YOUR TASK: Starting with the line that contains "Decode this image", copy out each line through the end of the entries below, exactly as written, and nothing else.

DATA FOR THE TASK:
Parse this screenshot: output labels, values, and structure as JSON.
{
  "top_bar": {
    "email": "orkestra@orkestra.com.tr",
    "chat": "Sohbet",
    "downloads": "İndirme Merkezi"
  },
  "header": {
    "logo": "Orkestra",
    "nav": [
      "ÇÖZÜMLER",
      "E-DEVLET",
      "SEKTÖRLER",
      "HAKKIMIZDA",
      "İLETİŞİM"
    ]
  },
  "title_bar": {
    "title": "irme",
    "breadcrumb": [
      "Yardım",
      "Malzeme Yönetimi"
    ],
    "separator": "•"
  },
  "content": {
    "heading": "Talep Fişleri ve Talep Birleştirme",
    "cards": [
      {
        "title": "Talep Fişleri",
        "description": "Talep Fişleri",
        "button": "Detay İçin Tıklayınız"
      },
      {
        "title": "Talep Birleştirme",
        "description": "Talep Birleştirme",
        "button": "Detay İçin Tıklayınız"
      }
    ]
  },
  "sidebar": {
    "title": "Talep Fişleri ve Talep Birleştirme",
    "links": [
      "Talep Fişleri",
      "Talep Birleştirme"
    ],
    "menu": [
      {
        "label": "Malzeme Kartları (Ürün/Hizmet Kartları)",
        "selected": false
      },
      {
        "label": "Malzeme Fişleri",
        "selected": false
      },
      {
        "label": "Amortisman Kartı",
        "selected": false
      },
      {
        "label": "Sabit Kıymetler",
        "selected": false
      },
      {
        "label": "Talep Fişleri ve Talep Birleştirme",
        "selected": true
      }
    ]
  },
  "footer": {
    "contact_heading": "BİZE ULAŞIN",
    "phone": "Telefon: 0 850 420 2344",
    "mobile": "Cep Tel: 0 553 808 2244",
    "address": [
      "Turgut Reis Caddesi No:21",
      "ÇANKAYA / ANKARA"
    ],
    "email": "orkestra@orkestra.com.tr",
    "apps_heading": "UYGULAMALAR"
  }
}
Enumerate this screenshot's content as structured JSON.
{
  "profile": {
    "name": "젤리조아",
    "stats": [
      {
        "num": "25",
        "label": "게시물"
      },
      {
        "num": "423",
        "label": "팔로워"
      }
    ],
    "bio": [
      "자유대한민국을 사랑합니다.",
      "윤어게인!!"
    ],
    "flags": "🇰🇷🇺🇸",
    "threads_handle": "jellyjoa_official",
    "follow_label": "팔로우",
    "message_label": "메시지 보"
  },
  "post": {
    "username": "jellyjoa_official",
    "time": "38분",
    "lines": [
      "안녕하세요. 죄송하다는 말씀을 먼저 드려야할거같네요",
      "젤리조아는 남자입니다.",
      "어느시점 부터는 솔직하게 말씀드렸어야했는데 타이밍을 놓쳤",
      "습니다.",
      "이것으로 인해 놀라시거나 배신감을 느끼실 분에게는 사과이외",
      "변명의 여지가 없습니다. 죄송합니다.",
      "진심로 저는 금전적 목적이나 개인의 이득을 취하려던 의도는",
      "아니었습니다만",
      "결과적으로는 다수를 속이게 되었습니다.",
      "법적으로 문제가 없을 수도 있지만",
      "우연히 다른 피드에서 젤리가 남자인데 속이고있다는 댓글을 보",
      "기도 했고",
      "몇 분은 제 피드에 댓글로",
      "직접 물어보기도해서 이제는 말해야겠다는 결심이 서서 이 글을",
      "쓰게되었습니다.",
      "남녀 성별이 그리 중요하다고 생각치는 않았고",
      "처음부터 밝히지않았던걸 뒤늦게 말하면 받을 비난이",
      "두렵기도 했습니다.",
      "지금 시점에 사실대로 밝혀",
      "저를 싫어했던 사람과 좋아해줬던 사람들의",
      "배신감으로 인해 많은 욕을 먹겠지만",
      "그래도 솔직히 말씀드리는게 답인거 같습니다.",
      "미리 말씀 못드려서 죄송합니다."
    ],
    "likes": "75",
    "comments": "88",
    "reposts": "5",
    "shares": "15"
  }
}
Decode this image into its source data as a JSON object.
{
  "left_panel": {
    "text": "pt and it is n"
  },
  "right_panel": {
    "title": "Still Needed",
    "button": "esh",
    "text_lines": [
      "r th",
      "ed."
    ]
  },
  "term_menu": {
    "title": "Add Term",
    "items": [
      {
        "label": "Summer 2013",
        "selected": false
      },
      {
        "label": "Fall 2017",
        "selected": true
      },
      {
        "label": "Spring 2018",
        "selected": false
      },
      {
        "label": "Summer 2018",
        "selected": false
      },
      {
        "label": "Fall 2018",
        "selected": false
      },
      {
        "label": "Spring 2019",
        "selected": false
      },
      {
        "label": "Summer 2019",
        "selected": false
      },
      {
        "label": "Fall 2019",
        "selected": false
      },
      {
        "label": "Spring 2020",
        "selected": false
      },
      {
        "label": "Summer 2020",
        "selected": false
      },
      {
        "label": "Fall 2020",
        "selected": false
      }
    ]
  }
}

SOLUTION TO THIS PROBLEM:
Decode this image into its source data as a JSON object.
{
  "left_panel": {
    "text": "pt and it is n"
  },
  "right_panel": {
    "title": "Still Needed",
    "button": "esh",
    "text_lines": [
      "r th",
      "ed."
    ]
  },
  "term_menu": {
    "title": "Add Term",
    "items": [
      {
        "label": "Summer 2013",
        "selected": false
      },
      {
        "label": "Fall 2017",
        "selected": true
      },
      {
        "label": "Spring 2018",
        "selected": false
      },
      {
        "label": "Summer 2018",
        "selected": false
      },
      {
        "label": "Fall 2018",
        "selected": false
      },
      {
        "label": "Spring 2019",
        "selected": false
      },
      {
        "label": "Summer 2019",
        "selected": false
      },
      {
        "label": "Fall 2019",
        "selected": false
      },
      {
        "label": "Spring 2020",
        "selected": false
      },
      {
        "label": "Summer 2020",
        "selected": false
      },
      {
        "label": "Fall 2020",
        "selected": false
      }
    ]
  }
}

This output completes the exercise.